There are many reasons that might lead the stakeholder to intentionally or unintentionally hide information during the project. Throughout my project management career, I've faced 2 common scenarios during which the stakeholder was either hiding information or sharing wrong information on purpose, and one scenario where the stakeholder was unintentionally hiding information.
Starting with the intentional information hiding, the first scenario is when the stakeholder is reluctant to change and hopes that by hiding information or by even sharing wrong information the project would simply fail which allows him/her to stay in their comfort zone. The second scenario is when the stakeholder don’t really trust the Project Manager and his team and feels that by sharing information he would actually be exposing critical company related information that might in a way or another get to the hands of competitors. In some cases, the above mentioned scenarios are combined which piles up additional challenges to the project.
As for unintentional information hiding, sometimes the stakeholder is always busy and unresponsive and their attention is focused elsewhere and the Project Manager can’t really force him/her to provide the needed input. This is way trickier to solve and it sometimes requires the project Manager to take some bold decisions.

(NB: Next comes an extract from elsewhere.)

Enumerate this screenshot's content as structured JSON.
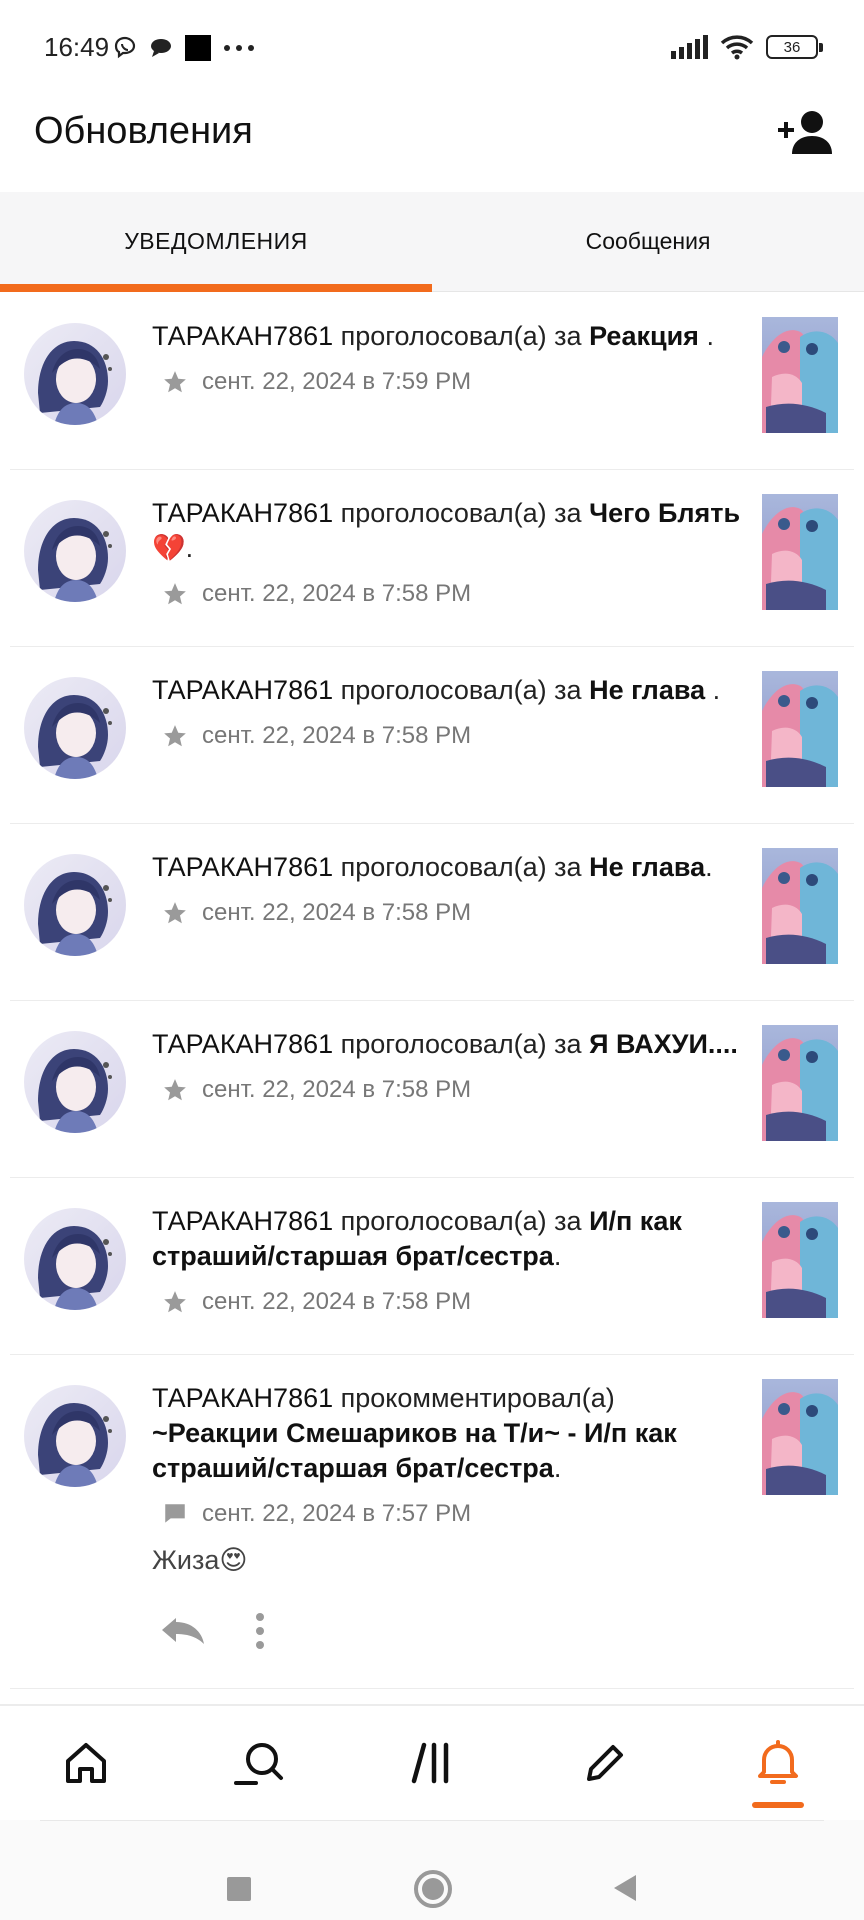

Stakeholders do not resit to share information! Stakeholders resit to a change, and as a result, they do not share information.
In psychology, the concept of resistance to change refers to people experiencing emotional anxiety caused by the prospect of a transformation or change that is taking place. Therefore, it was thought that to eliminate this resistance was enough to motivate people to accept the change as an opportunity for improvement & development. However, to do this, there are several problematic areas, relating to the person's personality, life experience, or the current situation.
Let’s start from here... We know that a statico can’t persist for a long time, and the change is the only constant in life. However, we want to change and at the same time remain the same, or do the same things. This dichotomy generates resistance, often at an unconscious level. From this perspective, those are the common blocking factors that drive a person to resist a change:
- Lack of understanding the necessity of the change
- The fear from the unknown and the failure
- The imposed changes
- Changing the routine
- Lack of Motivation
- The bad timing
- The instability resulted from many consecutive changes
- Conflict with the beliefs
- The resistance behaviour
More about Linda
There could be several reasons depending on the situation and scope. However, most often stakeholders are reluctant to share info either because they don’t know how and what to share or because they lack self confidence. Another aspect is being protective of their organization.